BRUSSELS — Beer lovers tend to think of Brussels as Mecca, and even though I’ve been here multiple times I’m guilty of romanticizing the beer culture here. The fact is though, that there is just as much mediocre beer here as there is in the U.S. OK, that’s a VAST overstatement, but it is fair to say that the vast majority of places in the city don’t carry the tiny breweries that we support at the Avenue Pub every day.
We started our day with a brunch (they don’t call it brunch here) with a lovely omelette and croque monster. A Gueuze was on the menu, and, since we were nursing hangovers from the night before, we ordered it. (As an aside, a good Belgium Kriek is the best hangover remedy there is.) It’s low ABV, and I’m convinced that electrolytes from the cherries survive the brewing process. I really don’t want to know if I’m wrong, by the way, so you brewing experts can just keep that info to yourselves.

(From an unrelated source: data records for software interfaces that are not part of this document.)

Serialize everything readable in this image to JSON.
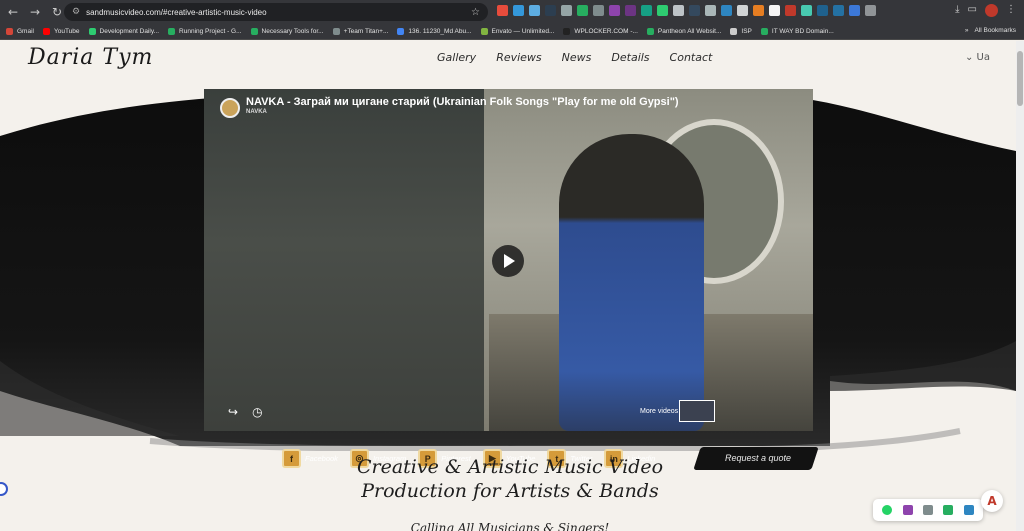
{
  "browser": {
    "url": "sandmusicvideo.com/#creative-artistic-music-video",
    "bookmarks": [
      {
        "label": "Gmail",
        "color": "#d44638"
      },
      {
        "label": "YouTube",
        "color": "#ff0000"
      },
      {
        "label": "Development Daily...",
        "color": "#2ecc71"
      },
      {
        "label": "Running Project - G...",
        "color": "#27ae60"
      },
      {
        "label": "Necessary Tools for...",
        "color": "#27ae60"
      },
      {
        "label": "+Team Titan+...",
        "color": "#7f8c8d"
      },
      {
        "label": "136. 11230_Md Abu...",
        "color": "#4285f4"
      },
      {
        "label": "Envato — Unlimited...",
        "color": "#82b541"
      },
      {
        "label": "WPLOCKER.COM -...",
        "color": "#222222"
      },
      {
        "label": "Pantheon All Websit...",
        "color": "#27ae60"
      },
      {
        "label": "ISP",
        "color": "#cccccc"
      },
      {
        "label": "IT WAY BD Domain...",
        "color": "#27ae60"
      }
    ],
    "all_bookmarks": "All Bookmarks",
    "overflow": "»"
  },
  "site": {
    "logo": "Daria Tym",
    "menu": [
      "Gallery",
      "Reviews",
      "News",
      "Details",
      "Contact"
    ],
    "lang": "⌄ Ua"
  },
  "video": {
    "title": "NAVKA - Заграй ми цигане старий (Ukrainian Folk Songs \"Play for me old Gypsi\")",
    "channel": "NAVKA",
    "more_videos": "More videos",
    "share_icon": "share-icon",
    "watch_later_icon": "clock-icon"
  },
  "socials": [
    {
      "label": "Facebook",
      "glyph": "f"
    },
    {
      "label": "Instagram",
      "glyph": "◎"
    },
    {
      "label": "Pinterest",
      "glyph": "P"
    },
    {
      "label": "YouTube",
      "glyph": "▶"
    },
    {
      "label": "Twitter",
      "glyph": "t"
    },
    {
      "label": "Linkedin",
      "glyph": "in"
    }
  ],
  "cta": {
    "quote": "Request a quote"
  },
  "content": {
    "headline_1": "Creative & Artistic Music Video",
    "headline_2": "Production for Artists & Bands",
    "subline": "Calling All Musicians & Singers!"
  },
  "floating": {
    "pdf": "A"
  }
}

Explanation of lambic
The lambic and Gueuze that most beer geeks in the U.S. go crazy for are the result of spontaneous fermentation. For you beginners, that means that the brewer doesn’t add yeast but relies on the environment around the brewery to contribute that essential part of the process. Just like wine the terroir is a critical part of this. If your yeast is coming from your environment, it’s pretty important where environment is located. Also, this is an area that one can step into a land mine. You should never ever suggest that Gueuze or lambic can be made anywhere BUT the Senne valley. It’s sort of like calling sparkling wine Champagne when it’s not from the champagne region of France you will be dismissed out of hand.

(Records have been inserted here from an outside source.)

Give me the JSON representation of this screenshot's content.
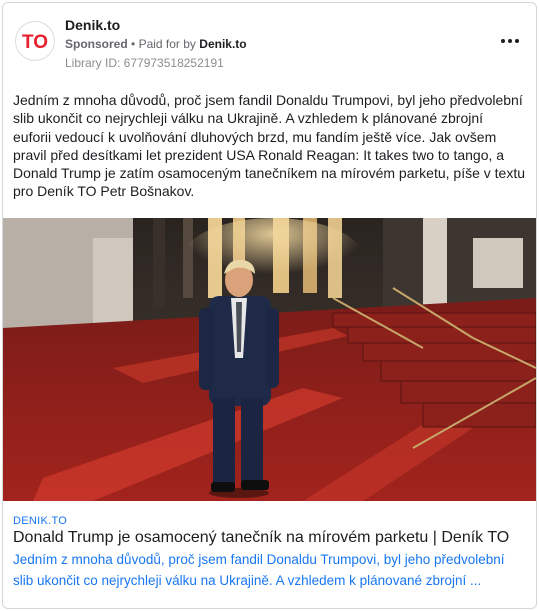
{
  "ad": {
    "page_name": "Denik.to",
    "sponsored_label": "Sponsored",
    "separator": "•",
    "paid_for_prefix": "Paid for by",
    "paid_for_by": "Denik.to",
    "library_id": "Library ID: 677973518252191",
    "more_icon": "three-dots-icon",
    "avatar_text": "TO",
    "brand_color": "#e5212e"
  },
  "body": {
    "text": "Jedním z mnoha důvodů, proč jsem fandil Donaldu Trumpovi, byl jeho předvolební slib ukončit co nejrychleji válku na Ukrajině. A vzhledem k plánované zbrojní euforii vedoucí k uvolňování dluhových brzd, mu fandím ještě více. Jak ovšem pravil před desítkami let prezident USA Ronald Reagan: It takes two to tango, a Donald Trump je zatím osamoceným tanečníkem na mírovém parketu, píše v textu pro Deník TO Petr Bošnakov."
  },
  "link": {
    "domain": "DENIK.TO",
    "title": "Donald Trump je osamocený tanečník na mírovém parketu | Deník TO",
    "description": "Jedním z mnoha důvodů, proč jsem fandil Donaldu Trumpovi, byl jeho předvolební slib ukončit co nejrychleji válku na Ukrajině. A vzhledem k plánované zbrojní ...",
    "link_color": "#1877f2"
  }
}
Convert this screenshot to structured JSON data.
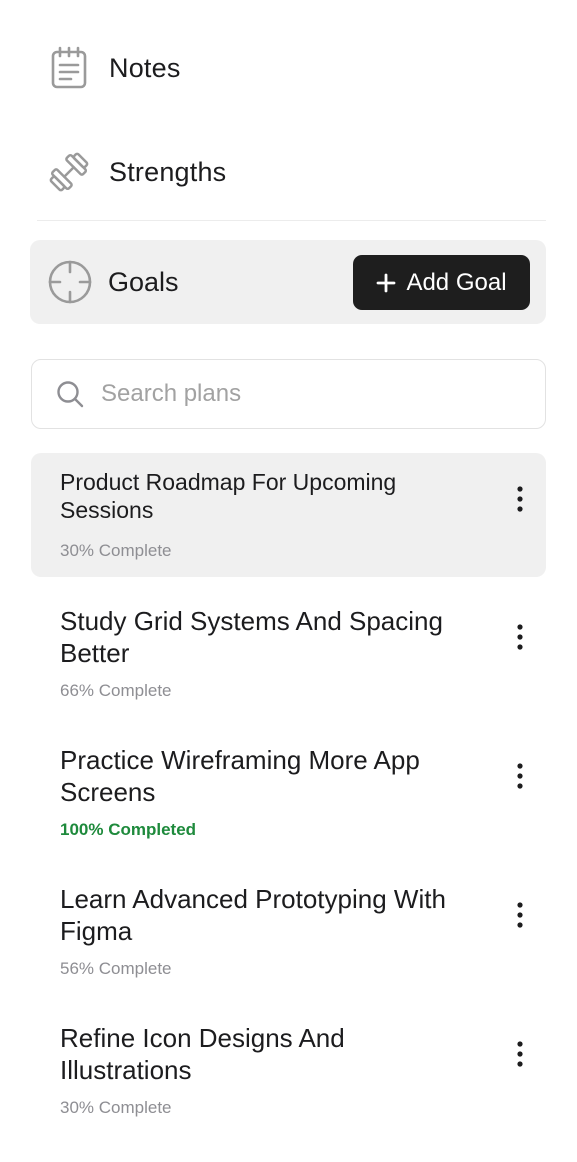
{
  "nav": {
    "notes": {
      "label": "Notes",
      "icon": "notepad-icon"
    },
    "strengths": {
      "label": "Strengths",
      "icon": "dumbbell-icon"
    },
    "goals": {
      "label": "Goals",
      "icon": "crosshair-icon"
    }
  },
  "goals": {
    "add_label": "Add Goal"
  },
  "search": {
    "placeholder": "Search plans",
    "value": ""
  },
  "plans": [
    {
      "title": "Product Roadmap For Upcoming Sessions",
      "status": "30% Complete",
      "progress": 30,
      "active": true
    },
    {
      "title": "Study Grid Systems And Spacing Better",
      "status": "66% Complete",
      "progress": 66,
      "active": false
    },
    {
      "title": "Practice Wireframing More App Screens",
      "status": "100% Completed",
      "progress": 100,
      "active": false
    },
    {
      "title": "Learn Advanced Prototyping With Figma",
      "status": "56% Complete",
      "progress": 56,
      "active": false
    },
    {
      "title": "Refine Icon Designs And Illustrations",
      "status": "30% Complete",
      "progress": 30,
      "active": false
    }
  ],
  "colors": {
    "accent_dark": "#1e1e1e",
    "active_bg": "#f0f0f0",
    "completed": "#1e8a3c",
    "muted": "#8e8e93"
  }
}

Decades ago, many Belgian lambic breweries started adding sugar to their lambics and Gueuzes. While I don’t know why that trend started, I’m guessing it was to make a traditional craft more palatable to a wider audience. The upshot is that your average beer drinker thinks of lambic and even Gueuze as something sweet — some more sweet than others, but still sweet. While the majority of Belgian beer drinkers might know that fruit lambic and Gueuze don’t have to have sugar added, it’s been my observation that the sweetened versions are mostly what you see in the cafes. You have to seek out the places that sell beers like Cantillon, which s NOT sweetened. Is it because Cantillon is made in such small quantities or because the average Belgian/Belgian tourists are looking for the sweetened version? I’m not sure. (Likely, it’s a combination of both.) Even the fabulous beer-centric restaurant we went to last night was out of Cantillon.

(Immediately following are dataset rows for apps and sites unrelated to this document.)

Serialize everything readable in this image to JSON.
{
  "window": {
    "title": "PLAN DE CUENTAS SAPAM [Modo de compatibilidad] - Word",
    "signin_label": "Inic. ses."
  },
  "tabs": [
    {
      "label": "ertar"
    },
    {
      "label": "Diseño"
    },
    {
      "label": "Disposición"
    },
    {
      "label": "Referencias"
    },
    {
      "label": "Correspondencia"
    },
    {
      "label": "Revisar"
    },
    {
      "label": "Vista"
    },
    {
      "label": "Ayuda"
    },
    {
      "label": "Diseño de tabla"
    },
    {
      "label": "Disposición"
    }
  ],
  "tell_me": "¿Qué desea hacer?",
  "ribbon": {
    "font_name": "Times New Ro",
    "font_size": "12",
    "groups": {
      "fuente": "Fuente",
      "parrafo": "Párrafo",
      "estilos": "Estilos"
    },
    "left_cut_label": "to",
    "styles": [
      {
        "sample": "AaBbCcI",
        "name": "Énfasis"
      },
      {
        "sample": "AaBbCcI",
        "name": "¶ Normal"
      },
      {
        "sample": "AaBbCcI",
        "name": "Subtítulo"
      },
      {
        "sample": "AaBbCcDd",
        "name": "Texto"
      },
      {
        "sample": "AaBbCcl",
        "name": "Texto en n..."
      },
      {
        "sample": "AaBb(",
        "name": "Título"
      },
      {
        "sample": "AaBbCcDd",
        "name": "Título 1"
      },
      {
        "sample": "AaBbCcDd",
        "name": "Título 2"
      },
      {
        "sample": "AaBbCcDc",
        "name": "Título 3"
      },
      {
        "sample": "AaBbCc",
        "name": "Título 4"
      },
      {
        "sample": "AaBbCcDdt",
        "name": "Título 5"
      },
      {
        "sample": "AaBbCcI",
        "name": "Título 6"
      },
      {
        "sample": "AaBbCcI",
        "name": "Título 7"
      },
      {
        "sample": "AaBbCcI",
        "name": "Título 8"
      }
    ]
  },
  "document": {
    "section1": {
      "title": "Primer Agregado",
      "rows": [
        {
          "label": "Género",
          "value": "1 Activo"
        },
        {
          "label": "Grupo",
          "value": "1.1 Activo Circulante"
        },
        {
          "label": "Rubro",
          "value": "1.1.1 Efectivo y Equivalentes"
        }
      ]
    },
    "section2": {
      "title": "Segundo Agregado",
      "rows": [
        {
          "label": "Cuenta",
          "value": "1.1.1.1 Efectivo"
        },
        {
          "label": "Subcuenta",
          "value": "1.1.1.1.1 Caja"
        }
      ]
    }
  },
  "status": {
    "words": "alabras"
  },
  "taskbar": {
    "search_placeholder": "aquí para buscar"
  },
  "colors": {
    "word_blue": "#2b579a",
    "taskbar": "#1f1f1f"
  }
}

At any rate, eggs (protein) and Kriek (electrolytes) is my recipe for hangover, so we ordered it without asking. Lindemans (of lindemans framboise) blends a lovely Gueuze without added sugar called cuvée Rene. They also make a Kriek without added sugar by the same name. My excitement of seeing Gueuze on the cafe menu (I mean how often does that happen in the States?) and the hangover haze meant I didn’t question the exact version. And the menu didn’t specify. What arrived was Lindemans sweetened Gueuze, which, along with several others, are standard Belgian cafe offerings. Also missing from most of the cafes was any sort of small craft brewery (local brewery de la Senne is almost as hard to find). Pay to play is legal in Belgium, so that surely accounts for some of the lack of small brewery offerings. It was late afternoon before I dragged my meandering group to Moeder lambic for what I knew would be an exceptional beer list. The thrill of seeing multiple de la sennes, Cantillons and de Rankes on the draft menu made the wait and the walk worth it. We even found a fabulous beer we hadn’t had before from Vervet. (You can be sure I’m already working on getting it for the Pub.) So as a friend of Belgian friend of mine so aptly said. You have to know where to go. Funny, I’d say the same thing about the U.S.!
Stay tuned later in the week for our Cantillon visit and the story about the $100 bowls of soup.